» Assignment
For the records below, give the number of lines in which "this" appears, and add nothing else.

» Data to use
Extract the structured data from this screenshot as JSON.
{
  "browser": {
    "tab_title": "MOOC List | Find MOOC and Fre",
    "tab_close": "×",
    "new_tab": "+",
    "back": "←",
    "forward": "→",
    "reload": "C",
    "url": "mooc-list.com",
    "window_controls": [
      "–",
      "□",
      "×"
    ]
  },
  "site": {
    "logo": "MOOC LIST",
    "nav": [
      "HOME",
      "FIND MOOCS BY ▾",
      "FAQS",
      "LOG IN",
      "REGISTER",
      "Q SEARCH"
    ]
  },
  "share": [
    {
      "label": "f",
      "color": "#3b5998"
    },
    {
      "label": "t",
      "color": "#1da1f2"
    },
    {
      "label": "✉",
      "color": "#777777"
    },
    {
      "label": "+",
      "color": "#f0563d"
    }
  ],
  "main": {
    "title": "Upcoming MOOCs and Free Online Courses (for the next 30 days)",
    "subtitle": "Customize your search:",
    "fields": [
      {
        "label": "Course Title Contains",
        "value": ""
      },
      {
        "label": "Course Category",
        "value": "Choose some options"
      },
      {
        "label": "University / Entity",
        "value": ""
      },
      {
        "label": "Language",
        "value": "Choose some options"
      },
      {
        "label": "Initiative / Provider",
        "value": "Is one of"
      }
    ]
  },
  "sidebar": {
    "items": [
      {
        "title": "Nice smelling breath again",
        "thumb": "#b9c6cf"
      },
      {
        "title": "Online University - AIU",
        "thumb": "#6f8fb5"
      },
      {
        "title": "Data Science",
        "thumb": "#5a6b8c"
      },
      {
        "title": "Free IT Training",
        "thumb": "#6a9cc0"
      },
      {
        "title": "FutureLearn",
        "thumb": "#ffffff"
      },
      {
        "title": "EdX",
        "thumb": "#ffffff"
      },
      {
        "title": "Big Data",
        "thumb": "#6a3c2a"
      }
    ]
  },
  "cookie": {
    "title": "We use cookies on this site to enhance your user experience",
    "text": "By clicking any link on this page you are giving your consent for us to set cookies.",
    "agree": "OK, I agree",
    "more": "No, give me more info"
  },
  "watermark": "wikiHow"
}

» Your solution
3